Web page and app entries:
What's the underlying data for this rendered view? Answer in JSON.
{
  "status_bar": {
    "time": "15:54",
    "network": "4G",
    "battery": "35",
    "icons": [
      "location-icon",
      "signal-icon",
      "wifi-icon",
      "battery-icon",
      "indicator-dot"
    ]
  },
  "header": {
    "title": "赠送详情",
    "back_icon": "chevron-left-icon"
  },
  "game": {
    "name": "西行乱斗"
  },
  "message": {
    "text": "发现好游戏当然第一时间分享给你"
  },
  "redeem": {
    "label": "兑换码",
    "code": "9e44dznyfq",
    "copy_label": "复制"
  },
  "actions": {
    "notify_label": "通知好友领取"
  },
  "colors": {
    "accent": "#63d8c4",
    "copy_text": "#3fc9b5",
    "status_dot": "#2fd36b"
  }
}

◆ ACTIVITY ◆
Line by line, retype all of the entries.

◆ EXERCISE RESPONSE ◆
What's the underlying data for this rendered view? Answer in JSON.
{
  "status_bar": {
    "time": "15:54",
    "network": "4G",
    "battery": "35",
    "icons": [
      "location-icon",
      "signal-icon",
      "wifi-icon",
      "battery-icon",
      "indicator-dot"
    ]
  },
  "header": {
    "title": "赠送详情",
    "back_icon": "chevron-left-icon"
  },
  "game": {
    "name": "西行乱斗"
  },
  "message": {
    "text": "发现好游戏当然第一时间分享给你"
  },
  "redeem": {
    "label": "兑换码",
    "code": "9e44dznyfq",
    "copy_label": "复制"
  },
  "actions": {
    "notify_label": "通知好友领取"
  },
  "colors": {
    "accent": "#63d8c4",
    "copy_text": "#3fc9b5",
    "status_dot": "#2fd36b"
  }
}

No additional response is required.